Nonetheless, the reset is required because the smoothing parameters introduce a delay to the setpoint, which can lead to unexpected flight maneuvers.
A simple example explaining why the reset is needed is given below.
Consider the case where a user demands full speed from hover followed by a stop request. This is equivalent to full stick input with maximum value of
1 followed by zero stick input.
To simplify the example, assume that
MPC_ACC_HOR_MAX is equal to
MPC_ACC_HOR and therefore there is no hard switch in acceleration limit when switching from velocity-control to position-control. In addition, let's assume the maximum speed that can be demanded is
During full stick input, the velocity setpoint will not change directly from
0 m/s to
4 m/s (aka step input) - instead the velocity setpoint follows a ramp with slope
The actual velocity of the vehicle, however, will not track the setpoint perfectly, but rather will lag behind. The lag will be more significant the larger the value of
Without the reset (the top graph), at the moment of the stop demand (stick equal 0) the velocity setpoint will ramp down with the maximum rate given by
Due to the lag the vehicle will first continue to accelerate in the direction previous to the stop demand followed by slowly decelerating towards zero.
With the reset of the velocity setpoint to the current velocity, the delay due to the lag during stop demand can be overcome.
MPC_ACC_UP_MAX and MPC_ACC_DOWN_MAX
MPC_ACC_DOWN_MAX, otherwise the firmware will overwrite the given values.
- position-control: the limit in velocity setpoint change in z-direction is given by MPC_ACC_UP_MAX.
- velocity-control: the limit in velocity setpoint change for stick input is
MPC_ACC_UP_MAXfor upward and MPC_ACC_DOWN_MAX for downward direction.
MPC_JERK_MAX and MPC_JERK_MIN
These two parameters only have effect during the transition from velocity-control to position-control. The purpose of these two parameters are to minimize the jerk introduced from forward flight to hover (please see MPC_ACC_HOR and MPC_DEC_HOR_SLOW).
The jerk-parameter controls the rate limit with which the acceleration limit can change to
MPC_ACC_HOR_MAX. The actual jerk-value is a linear map from velocity speed to jerk where full speed maps to MPC_JERK_MAX and zero speed to MPC_JERK_MIN.
The smoothing can be turned off by setting
MPC_JERK_MAX to a value smaller than
In Mission mode the vehicle always follows a straight line from the previous waypoint to the current target.
is the previous waypoint that either was already passed or is the position at the time when the new target waypoint was received, but no previous waypoint provided.

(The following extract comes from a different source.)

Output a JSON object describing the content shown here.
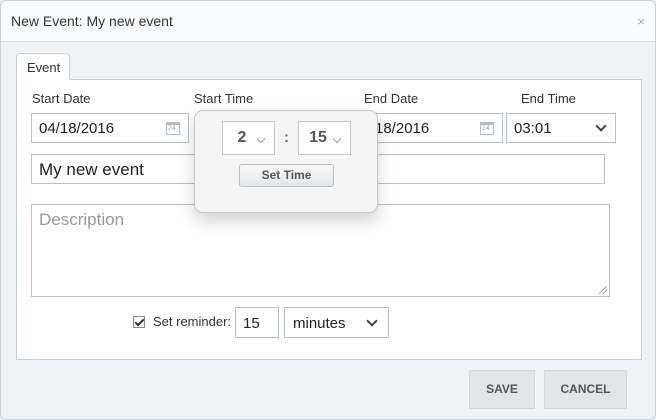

The setpoint during line tracking can be split into two components:
- position setpoint : it is the pose on the track closest to vehicle position
- velocity setpoint : it the desired velocity along the track
The cruise speed of is by default MPC_XY_CRUISE. However, if the target waypoint (red circle) is close to the previous waypoint, the
cruise speed will be adjusted accordingly. To reach the cruise speed, will accelerate with
When the vehicle is
1.5 x MPC_XY_CRUISE in front of the target waypoint, the vehicle will start to decelerate to a target speed that depends on the angle .
The function used for the mapping from angle to target speed is an exponential function of the form :
At an angle of
180 degrees, which corresponds to a straight line from to with the target waypoint somewhere in between, the target speed at the target waypoint will be
If the angle is
0 degrees, which corresponds to having on the line to target waypoint, then the target speed is set to a minimum speed of
If the angle is
90 degrees, the target speed is set to MPC_CRUISE_90.
All other possible angles are mapped to the target speed from the same exponential function.
If there is no present, then the vehicle will just decelerate to zero cruise speed.
A target waypoint is considered reached once the vehicle is within the acceptance radius that is parametrized by NAV_ACC_RAD.
In addition, the vehicle also has to reach the desired altitude (threshold NAV_MC_ALT_RAD) and the desired yaw (threshold MIS_YAW_ERR). Once the vehicle enters that circle, the waypoints will update. will become the new target waypoint, will assume the old target waypoint and a new will be added.